In my year-end wrap up for Perfect Sound Forever, which you can read here, I spoke briefly about the $179 U-Turn Audio Orbit turntable in the "Turntable of the Year" section. No, it didn't win the award--I disqualified it because I hadn't heard one yet and I was worried that U-Turn was having issues getting the initial production run delivered to customers. We first heard about this minimalist turntable about a year ago--U-Turn employed Kickstarter to fund the project--and the buzz in the industry steadily grew throughout the year. Understandably there were a few delays, but now the Orbit seems to be shipping worldwide.
Steve Guttenberg, aka The Audiophiliac, has just reviewed the Orbit in his CNET column, and he's given it a rave review. Well, it's a qualified rave--he still gives the edge to previous entry-level audiophile 'tables such as the Rega RP1 and the Pro-Ject Debut, which cost more than twice as much. But for $179, the Orbit seems to be a winner.
You can read the review here.
Friday, December 6, 2013
Just this afternoon I was asked to submit my year-end Top 20 list to Jason Gross of Perfect Sound Forever. Once I compiled everything, I was pleasantly surprised to see how highly I ranked this new eponymous CD from singer-songwriter Sherman Baker. My first impression was this: Al Stewart was feeling in a mellow, laid-back mood, so he hired Velvet Underground and recorded some Moody Blues songs. Of course these comparisons didn't hold up over the second and third listening--the Stewart-esque voice still languished between the layers of acoustic guitars, but now I heard more Nick Drake and even a little Elliot Smith. In fact, the guitar in "Ducks in a Row" sounds like it was inspired by "Needle in the Hay." I wouldn't be surprised if Sherman intended it as a homage.

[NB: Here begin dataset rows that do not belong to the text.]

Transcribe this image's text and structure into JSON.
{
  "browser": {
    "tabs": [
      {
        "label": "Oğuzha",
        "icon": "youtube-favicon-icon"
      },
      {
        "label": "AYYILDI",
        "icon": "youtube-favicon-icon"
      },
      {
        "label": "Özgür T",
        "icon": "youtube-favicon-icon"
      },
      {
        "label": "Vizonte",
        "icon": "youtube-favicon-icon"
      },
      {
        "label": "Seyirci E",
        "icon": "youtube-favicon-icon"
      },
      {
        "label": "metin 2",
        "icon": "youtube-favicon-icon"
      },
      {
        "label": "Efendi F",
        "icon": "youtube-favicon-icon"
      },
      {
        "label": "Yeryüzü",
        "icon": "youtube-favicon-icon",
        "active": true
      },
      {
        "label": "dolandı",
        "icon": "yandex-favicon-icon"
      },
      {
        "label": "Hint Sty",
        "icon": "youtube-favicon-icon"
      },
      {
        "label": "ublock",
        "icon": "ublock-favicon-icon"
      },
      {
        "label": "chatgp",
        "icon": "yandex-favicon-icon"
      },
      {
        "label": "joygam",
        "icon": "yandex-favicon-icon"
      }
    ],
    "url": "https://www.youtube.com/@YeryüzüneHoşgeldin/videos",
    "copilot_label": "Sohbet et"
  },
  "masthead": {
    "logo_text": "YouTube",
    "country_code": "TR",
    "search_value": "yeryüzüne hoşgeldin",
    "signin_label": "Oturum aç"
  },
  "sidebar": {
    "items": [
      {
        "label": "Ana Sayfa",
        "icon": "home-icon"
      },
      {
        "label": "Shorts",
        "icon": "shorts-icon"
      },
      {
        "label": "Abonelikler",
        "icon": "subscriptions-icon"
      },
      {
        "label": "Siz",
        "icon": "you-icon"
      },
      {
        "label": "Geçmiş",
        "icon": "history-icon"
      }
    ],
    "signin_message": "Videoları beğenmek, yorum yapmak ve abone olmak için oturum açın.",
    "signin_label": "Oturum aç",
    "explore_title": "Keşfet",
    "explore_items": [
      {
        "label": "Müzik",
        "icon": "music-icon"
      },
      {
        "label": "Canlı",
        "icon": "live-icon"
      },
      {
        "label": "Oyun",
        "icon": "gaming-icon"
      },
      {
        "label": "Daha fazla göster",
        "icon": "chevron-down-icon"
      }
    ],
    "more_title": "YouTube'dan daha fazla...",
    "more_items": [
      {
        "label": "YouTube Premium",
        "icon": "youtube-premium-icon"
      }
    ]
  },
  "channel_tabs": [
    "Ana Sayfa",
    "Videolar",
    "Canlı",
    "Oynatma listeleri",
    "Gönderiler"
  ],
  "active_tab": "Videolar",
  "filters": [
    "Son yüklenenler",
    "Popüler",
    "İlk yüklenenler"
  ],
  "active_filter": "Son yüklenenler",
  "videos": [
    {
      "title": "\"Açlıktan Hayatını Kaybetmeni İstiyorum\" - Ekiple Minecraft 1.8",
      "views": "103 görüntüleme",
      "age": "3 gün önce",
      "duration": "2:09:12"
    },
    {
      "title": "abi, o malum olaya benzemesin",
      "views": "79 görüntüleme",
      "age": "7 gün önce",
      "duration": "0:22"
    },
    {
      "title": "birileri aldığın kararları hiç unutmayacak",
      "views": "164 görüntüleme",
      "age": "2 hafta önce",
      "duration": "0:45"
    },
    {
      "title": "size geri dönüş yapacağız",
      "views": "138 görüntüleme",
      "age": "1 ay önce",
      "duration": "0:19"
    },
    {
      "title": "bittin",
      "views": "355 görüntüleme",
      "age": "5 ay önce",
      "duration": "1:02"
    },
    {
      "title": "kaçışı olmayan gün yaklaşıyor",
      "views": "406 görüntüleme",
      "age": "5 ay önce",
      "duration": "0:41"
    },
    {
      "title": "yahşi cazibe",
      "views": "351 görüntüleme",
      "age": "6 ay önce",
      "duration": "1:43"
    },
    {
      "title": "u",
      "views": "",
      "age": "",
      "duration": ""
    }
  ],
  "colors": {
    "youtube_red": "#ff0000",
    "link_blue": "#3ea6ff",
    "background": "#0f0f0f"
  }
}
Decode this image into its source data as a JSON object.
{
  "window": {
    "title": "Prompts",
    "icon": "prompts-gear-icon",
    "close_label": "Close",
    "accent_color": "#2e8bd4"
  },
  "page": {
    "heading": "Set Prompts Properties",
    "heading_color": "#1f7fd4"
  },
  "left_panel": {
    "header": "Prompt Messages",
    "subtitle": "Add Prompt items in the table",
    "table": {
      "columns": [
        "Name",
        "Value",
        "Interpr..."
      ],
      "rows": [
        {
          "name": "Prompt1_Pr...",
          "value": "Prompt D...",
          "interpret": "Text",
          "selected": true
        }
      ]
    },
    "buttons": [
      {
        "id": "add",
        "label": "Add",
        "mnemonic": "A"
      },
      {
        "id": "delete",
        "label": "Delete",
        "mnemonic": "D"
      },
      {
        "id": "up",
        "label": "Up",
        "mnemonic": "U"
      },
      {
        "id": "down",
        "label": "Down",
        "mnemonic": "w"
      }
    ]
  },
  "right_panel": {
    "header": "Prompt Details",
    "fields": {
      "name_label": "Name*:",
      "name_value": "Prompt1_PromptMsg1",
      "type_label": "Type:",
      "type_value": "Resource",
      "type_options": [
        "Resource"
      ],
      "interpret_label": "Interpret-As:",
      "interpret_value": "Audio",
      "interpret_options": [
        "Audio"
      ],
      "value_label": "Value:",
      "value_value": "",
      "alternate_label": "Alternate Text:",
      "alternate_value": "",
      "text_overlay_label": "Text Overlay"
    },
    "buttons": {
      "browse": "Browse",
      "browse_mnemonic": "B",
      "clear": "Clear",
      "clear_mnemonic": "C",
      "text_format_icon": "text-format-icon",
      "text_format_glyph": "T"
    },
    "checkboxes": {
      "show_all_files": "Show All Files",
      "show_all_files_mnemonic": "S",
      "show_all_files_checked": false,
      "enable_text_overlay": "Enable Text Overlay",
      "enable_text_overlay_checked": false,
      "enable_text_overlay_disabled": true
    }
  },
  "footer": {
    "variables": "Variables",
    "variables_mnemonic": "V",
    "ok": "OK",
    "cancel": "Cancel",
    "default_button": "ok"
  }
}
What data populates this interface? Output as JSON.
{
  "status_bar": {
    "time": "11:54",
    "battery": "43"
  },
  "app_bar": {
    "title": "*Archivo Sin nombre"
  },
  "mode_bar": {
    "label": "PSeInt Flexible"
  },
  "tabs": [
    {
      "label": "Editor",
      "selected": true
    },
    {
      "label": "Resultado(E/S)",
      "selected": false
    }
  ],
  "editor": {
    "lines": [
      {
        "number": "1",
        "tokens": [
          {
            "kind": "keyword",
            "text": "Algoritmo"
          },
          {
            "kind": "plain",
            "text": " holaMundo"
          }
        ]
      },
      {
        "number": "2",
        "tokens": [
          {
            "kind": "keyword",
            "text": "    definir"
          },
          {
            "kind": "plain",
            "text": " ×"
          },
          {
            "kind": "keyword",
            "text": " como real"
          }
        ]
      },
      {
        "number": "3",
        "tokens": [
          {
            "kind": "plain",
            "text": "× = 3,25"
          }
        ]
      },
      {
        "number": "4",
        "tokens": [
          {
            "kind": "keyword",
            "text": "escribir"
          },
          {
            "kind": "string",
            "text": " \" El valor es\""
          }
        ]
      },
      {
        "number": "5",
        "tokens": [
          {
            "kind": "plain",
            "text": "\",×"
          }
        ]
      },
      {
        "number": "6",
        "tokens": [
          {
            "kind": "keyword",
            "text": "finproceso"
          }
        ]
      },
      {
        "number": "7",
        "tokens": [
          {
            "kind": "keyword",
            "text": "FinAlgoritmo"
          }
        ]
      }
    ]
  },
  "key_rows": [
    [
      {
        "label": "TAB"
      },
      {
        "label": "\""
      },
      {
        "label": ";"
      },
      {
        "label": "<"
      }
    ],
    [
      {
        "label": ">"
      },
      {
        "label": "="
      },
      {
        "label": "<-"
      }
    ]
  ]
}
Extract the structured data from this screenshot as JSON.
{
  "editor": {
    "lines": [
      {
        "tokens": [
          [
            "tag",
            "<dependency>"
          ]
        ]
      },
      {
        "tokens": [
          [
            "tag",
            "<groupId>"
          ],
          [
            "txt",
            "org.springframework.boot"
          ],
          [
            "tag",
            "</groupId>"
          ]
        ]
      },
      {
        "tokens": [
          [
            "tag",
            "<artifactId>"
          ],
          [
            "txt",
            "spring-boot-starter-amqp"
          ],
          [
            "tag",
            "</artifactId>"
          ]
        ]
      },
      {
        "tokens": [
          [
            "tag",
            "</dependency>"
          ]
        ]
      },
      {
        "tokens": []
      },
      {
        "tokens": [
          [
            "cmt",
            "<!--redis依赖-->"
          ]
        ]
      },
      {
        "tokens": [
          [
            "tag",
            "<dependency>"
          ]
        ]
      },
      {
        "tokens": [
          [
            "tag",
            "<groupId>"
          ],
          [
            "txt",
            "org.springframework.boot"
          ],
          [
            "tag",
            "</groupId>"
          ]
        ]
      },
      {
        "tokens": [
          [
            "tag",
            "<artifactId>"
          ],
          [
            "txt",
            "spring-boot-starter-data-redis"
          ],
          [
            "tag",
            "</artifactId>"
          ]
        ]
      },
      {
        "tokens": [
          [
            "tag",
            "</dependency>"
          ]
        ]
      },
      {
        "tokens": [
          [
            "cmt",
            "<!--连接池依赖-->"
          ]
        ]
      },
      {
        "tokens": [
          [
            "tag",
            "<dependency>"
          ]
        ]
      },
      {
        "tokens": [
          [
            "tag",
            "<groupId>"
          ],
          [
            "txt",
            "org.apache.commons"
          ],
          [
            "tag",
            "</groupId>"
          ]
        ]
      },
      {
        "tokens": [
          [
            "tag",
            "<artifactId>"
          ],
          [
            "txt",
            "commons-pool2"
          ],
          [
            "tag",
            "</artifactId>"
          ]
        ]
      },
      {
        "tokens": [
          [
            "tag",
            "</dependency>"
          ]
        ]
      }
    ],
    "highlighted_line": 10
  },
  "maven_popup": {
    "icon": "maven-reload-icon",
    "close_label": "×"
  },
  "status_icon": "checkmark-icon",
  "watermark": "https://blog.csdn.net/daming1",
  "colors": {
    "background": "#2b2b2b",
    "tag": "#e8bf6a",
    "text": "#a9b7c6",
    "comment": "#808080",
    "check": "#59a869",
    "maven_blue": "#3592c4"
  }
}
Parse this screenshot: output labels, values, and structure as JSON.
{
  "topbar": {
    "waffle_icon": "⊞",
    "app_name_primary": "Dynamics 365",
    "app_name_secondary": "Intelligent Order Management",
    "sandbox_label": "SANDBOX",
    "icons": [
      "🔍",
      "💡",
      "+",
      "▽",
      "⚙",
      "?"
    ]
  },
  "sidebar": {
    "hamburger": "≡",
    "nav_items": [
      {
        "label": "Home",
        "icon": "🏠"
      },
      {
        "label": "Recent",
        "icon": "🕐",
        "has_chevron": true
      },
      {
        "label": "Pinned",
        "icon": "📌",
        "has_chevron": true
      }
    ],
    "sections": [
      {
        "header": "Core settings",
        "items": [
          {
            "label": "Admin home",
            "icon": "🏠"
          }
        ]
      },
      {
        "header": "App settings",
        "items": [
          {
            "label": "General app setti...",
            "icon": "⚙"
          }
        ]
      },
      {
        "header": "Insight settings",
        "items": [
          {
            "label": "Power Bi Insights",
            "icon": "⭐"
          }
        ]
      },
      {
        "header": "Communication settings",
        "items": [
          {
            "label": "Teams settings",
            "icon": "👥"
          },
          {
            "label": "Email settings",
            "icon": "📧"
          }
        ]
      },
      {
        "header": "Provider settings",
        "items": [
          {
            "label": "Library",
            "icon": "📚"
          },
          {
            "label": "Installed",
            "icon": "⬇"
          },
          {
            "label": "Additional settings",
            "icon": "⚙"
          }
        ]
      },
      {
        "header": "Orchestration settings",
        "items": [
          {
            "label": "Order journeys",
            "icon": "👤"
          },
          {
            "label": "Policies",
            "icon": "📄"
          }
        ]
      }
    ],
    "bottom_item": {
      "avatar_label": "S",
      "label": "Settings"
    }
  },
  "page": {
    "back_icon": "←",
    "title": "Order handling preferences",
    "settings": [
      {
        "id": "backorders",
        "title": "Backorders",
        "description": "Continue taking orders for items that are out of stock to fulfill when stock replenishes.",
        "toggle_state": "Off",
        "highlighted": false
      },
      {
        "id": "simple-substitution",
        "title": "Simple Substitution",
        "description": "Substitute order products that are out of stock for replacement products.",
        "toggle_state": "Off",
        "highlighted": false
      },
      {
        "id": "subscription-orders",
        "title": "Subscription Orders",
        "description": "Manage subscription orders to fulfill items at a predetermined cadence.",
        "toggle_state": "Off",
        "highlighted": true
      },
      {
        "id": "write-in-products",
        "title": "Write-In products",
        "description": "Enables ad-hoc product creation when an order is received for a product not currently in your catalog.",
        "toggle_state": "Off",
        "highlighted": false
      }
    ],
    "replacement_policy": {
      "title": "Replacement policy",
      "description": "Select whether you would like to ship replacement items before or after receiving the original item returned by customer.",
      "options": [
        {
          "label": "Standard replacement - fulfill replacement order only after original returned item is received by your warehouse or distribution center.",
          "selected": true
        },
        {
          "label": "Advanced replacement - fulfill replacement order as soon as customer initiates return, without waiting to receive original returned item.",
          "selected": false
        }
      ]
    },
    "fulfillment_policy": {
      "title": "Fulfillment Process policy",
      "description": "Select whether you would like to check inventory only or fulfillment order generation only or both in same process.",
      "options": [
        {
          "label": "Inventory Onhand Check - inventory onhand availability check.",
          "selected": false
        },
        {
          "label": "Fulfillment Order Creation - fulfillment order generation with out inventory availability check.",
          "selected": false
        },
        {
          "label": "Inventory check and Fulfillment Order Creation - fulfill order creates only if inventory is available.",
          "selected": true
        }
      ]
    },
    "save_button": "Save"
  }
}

But here's a relatively obscure comparison that's a little more eerie and a little more accurate, even if fleetingly so. Do you remember a band in the early '80s named The Bongos? I have an EP of theirs titled Numbers with Wings and it's friggin' fantastic in an '80s mainstream New Wave way. That crisply produced recording won't necessarily remind you of Baker's reverb-drenched effort which seems to celebrate the late '60s on some songs and then jump strangely into the present on others...except when it comes to the vocals. Richard Barone, the front man for the Bongos, just might be Sherman Baker's long-lost dad...if Al Stewart isn't, that is. Maury Povich, are you listening?
All of these comparisons don't quite get to the heart of why I like Sherman Baker's CD so much. Once again I'm reduced to time machines and RIYLs (recommended if you like) and I've already talked about that in far too many other reviews. So what if modern indie rock is infatuated with the past--it takes me to happy places and at my age that's becoming more and more important. Okay, a lot of new bands in 2013 do that, but what's surprising about Baker is that he seems to take you to different places within the same song, even after repeated listenings. Indeed, he's a bit of a shapeshifter. Did I just hear Happy Jack-era Who there for a second? Or did that song just sound like an outtake from Forever Changes? I think the point isn't that Sherman Baker likes to borrow from sources--excellent and varied sources, by the way--it's that it doesn't make him unoriginal as much as it just puts him in a class of traditional songwriters who value melody, decent and poetic lyrics and a willingness to bounce around amid different genres and succeed at each one.
By the way, the Bongos recently reunited and played a few gigs at their old Hoboken haunts. Richard Barone announced that an unreleased 1986 album titled Phantom Train would be released in October 2013, but I haven't checked to see if he followed through on that yet. After listening to Sherman Baker, I pulled out Numbers with Wings and traveled to some more happy places and wondered how fun it would be to see Sherman open for Richard. Would they nod knowingly at each other? I'd like to be there just to find out.